People came out and handed the soldiers food and drinks. There was remarkable restraint by the army even in the face of small demonstrations which violated martial law.
Although there were detentions of people who were seen as possible activists, nobody ended up in a prison cell. All were treated well and had decent accommodation, and all were released within a week or even a few days after signing a statement that they would not engage in any activism.
The army leadership went way out of their way to not antagonize the people. For example the army put on free concerts in Bangkok and even provided free hair cuts to the citizens.
They also immediately started to pay tens of thousands of rice farmers who had been left unpaid for 8 months in a subsidy scheme by the previous government which had turned into a disaster.
I am not trying to pass any judgment about the coup’s political justification, if it was right or wrong, necessary or not.
All I can say is that the Thai army managed to pull off this coup in a very restrained way. I mean if there has to be a coup, then the Thai style “velvet” coup is the way to do it.
From my personal experience, I feel safer now than before. For months and even years there was an increasing polarization in Thai society with often violent protests.
Clearly the democracy was not working very well. All in the name of democracy dozens of people were killed and many hundreds were injured in the political wrangling in Bangkok just in the last 6 months.
If that’s what it means to have democracy in Thailand, then I can do without it, at least for the time being until they get a little better understanding of this democracy thing.
Unfortunately the international media portrayed the coup as a sinister and dangerous affair, and many countries issued travel warnings for Thailand.
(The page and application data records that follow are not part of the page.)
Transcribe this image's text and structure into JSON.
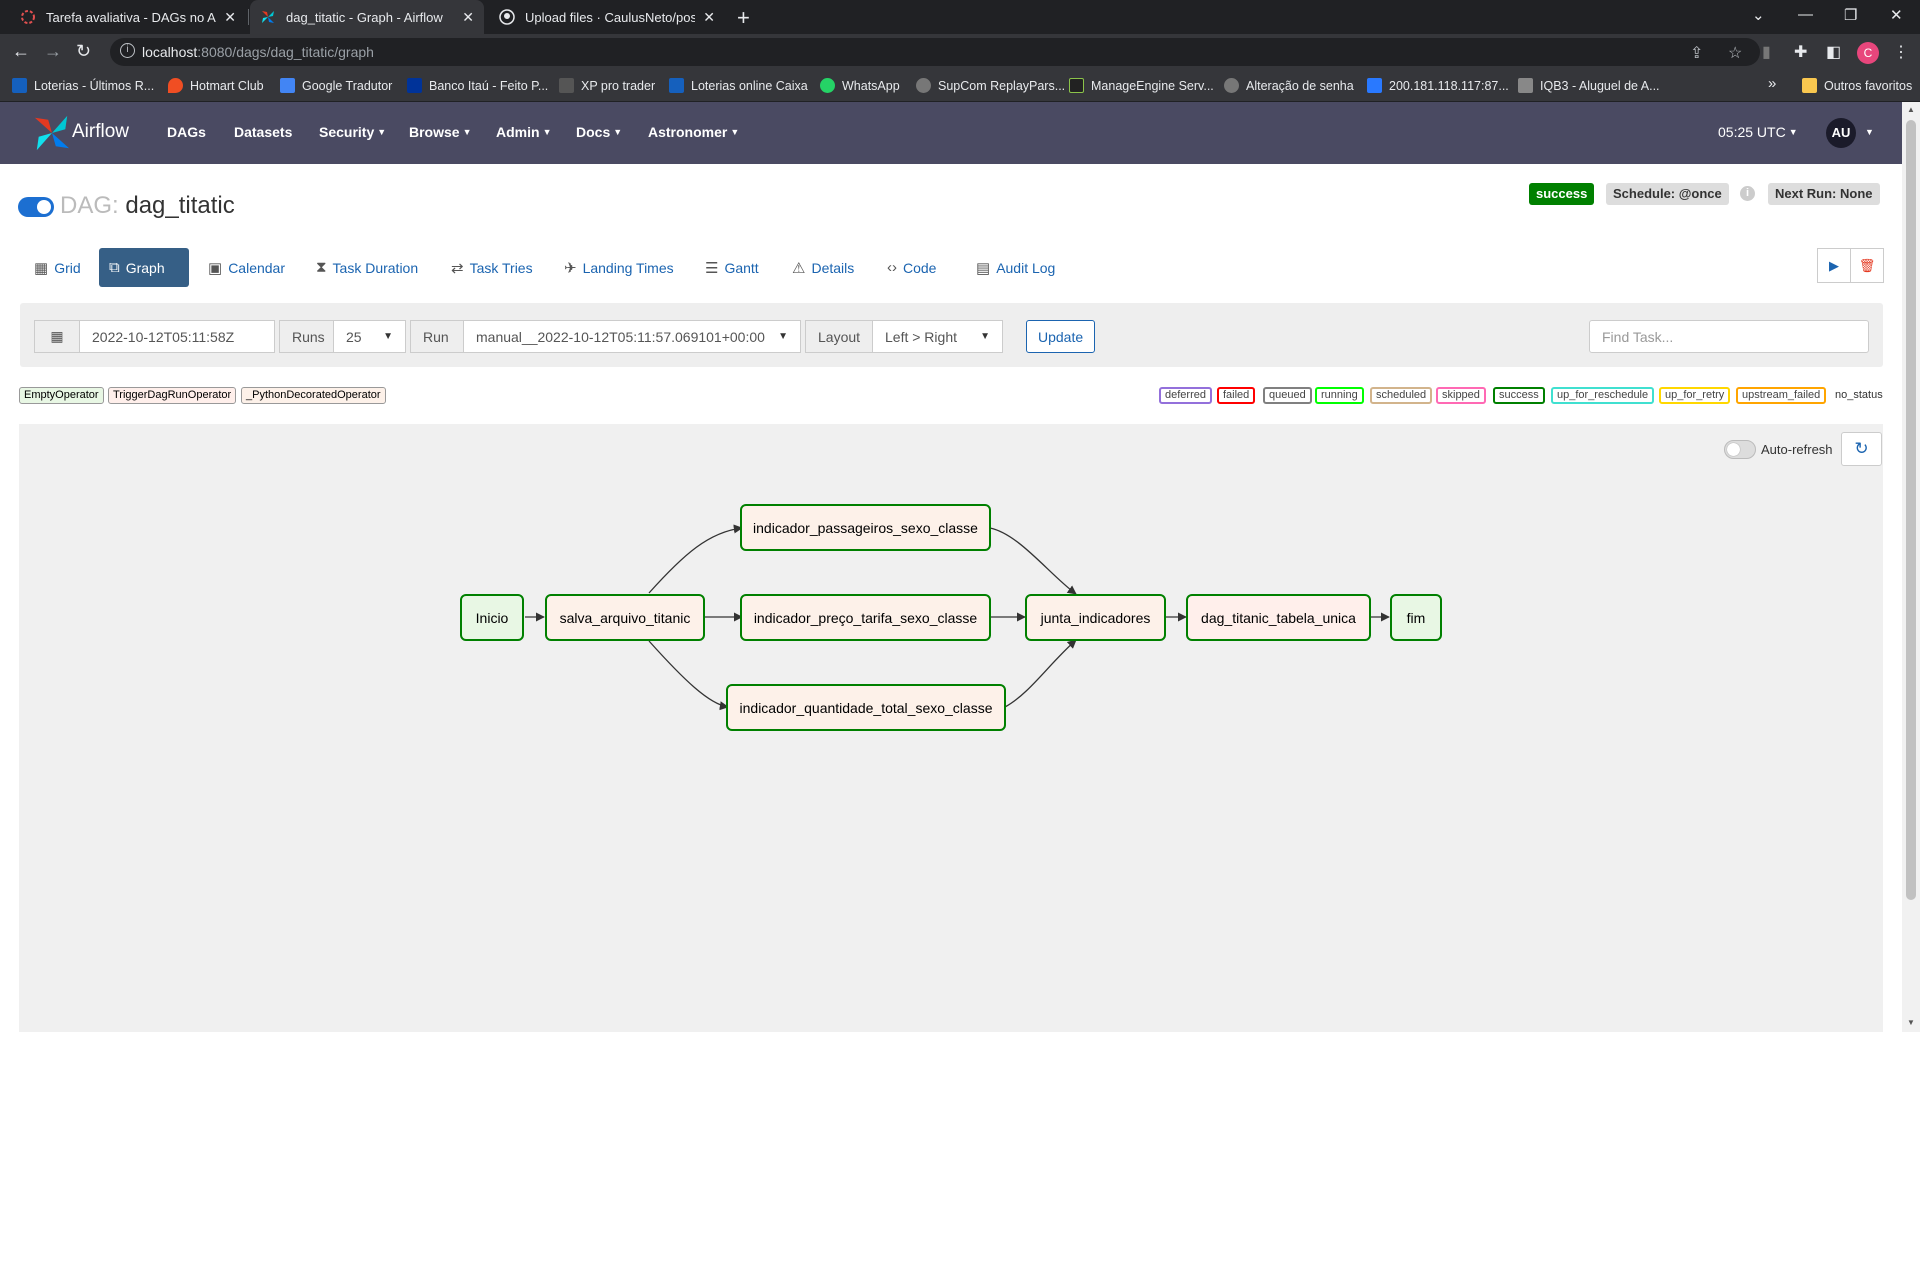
{
  "browser": {
    "tabs": [
      {
        "title": "Tarefa avaliativa - DAGs no Airflo"
      },
      {
        "title": "dag_titatic - Graph - Airflow"
      },
      {
        "title": "Upload files · CaulusNeto/pos-Pr"
      }
    ],
    "url_host": "localhost",
    "url_path": ":8080/dags/dag_titatic/graph",
    "bookmarks": [
      "Loterias - Últimos R...",
      "Hotmart Club",
      "Google Tradutor",
      "Banco Itaú - Feito P...",
      "XP pro trader",
      "Loterias online Caixa",
      "WhatsApp",
      "SupCom ReplayPars...",
      "ManageEngine Serv...",
      "Alteração de senha",
      "200.181.118.117:87...",
      "IQB3 - Aluguel de A..."
    ],
    "bookmarks_more": "»",
    "other_bookmarks": "Outros favoritos",
    "profile_initial": "C"
  },
  "navbar": {
    "brand": "Airflow",
    "links": [
      "DAGs",
      "Datasets",
      "Security",
      "Browse",
      "Admin",
      "Docs",
      "Astronomer"
    ],
    "time": "05:25 UTC",
    "user": "AU"
  },
  "dag": {
    "prefix": "DAG:",
    "name": "dag_titatic",
    "status": "success",
    "schedule": "Schedule: @once",
    "next_run": "Next Run: None"
  },
  "views": [
    "Grid",
    "Graph",
    "Calendar",
    "Task Duration",
    "Task Tries",
    "Landing Times",
    "Gantt",
    "Details",
    "Code",
    "Audit Log"
  ],
  "active_view": "Graph",
  "controls": {
    "date": "2022-10-12T05:11:58Z",
    "runs_label": "Runs",
    "runs_value": "25",
    "run_label": "Run",
    "run_value": "manual__2022-10-12T05:11:57.069101+00:00",
    "layout_label": "Layout",
    "layout_value": "Left > Right",
    "update": "Update",
    "find_placeholder": "Find Task..."
  },
  "operators": [
    "EmptyOperator",
    "TriggerDagRunOperator",
    "_PythonDecoratedOperator"
  ],
  "statuses": [
    {
      "name": "deferred",
      "color": "#9370db"
    },
    {
      "name": "failed",
      "color": "#ff0000"
    },
    {
      "name": "queued",
      "color": "#808080"
    },
    {
      "name": "running",
      "color": "#00ff00"
    },
    {
      "name": "scheduled",
      "color": "#d2b48c"
    },
    {
      "name": "skipped",
      "color": "#ff69b4"
    },
    {
      "name": "success",
      "color": "#008000"
    },
    {
      "name": "up_for_reschedule",
      "color": "#40e0d0"
    },
    {
      "name": "up_for_retry",
      "color": "#ffd700"
    },
    {
      "name": "upstream_failed",
      "color": "#ffa500"
    }
  ],
  "no_status": "no_status",
  "graph": {
    "auto_refresh": "Auto-refresh",
    "tasks": {
      "inicio": "Inicio",
      "salva": "salva_arquivo_titanic",
      "passageiros": "indicador_passageiros_sexo_classe",
      "preco": "indicador_preço_tarifa_sexo_classe",
      "quantidade": "indicador_quantidade_total_sexo_classe",
      "junta": "junta_indicadores",
      "tabela": "dag_titanic_tabela_unica",
      "fim": "fim"
    }
  }
}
The funny thing is that most tourists in Thailand never even noticed that there had been a coup, except for a temporary curfew at night.
I have no political affiliation here in Thailand and I don’t pretend to understand what’s going on behind the scenes. However as far as coup d’etats go, the Thai style “velvet” coups are as good as it gets.
So far the Thais that I have been talking to seem to appreciate the coup and they seem to think that Thailand is better off with it than with the derailed previous democratic system.
Of course not everyone will agree with me, including some Thais. There are heated opinions on both sides. I am not at all interested in engaging in political discussions.
All I am trying to do is paint a different picture of the state of affairs here in Thailand as someone who actually lives here than what is written in the western media.
Thailand is not chafing under the yoke of an oppressive military junta, people are not deprived of all their freedoms, and life pretty much goes on as usual, minus all the conflicts and violence that happened before the coup.
The majority of Thais seem to appreciate the coup as a necessary step to get the country back on track to a democratic system that actually works. Let’s hope that this is the way how it will work out.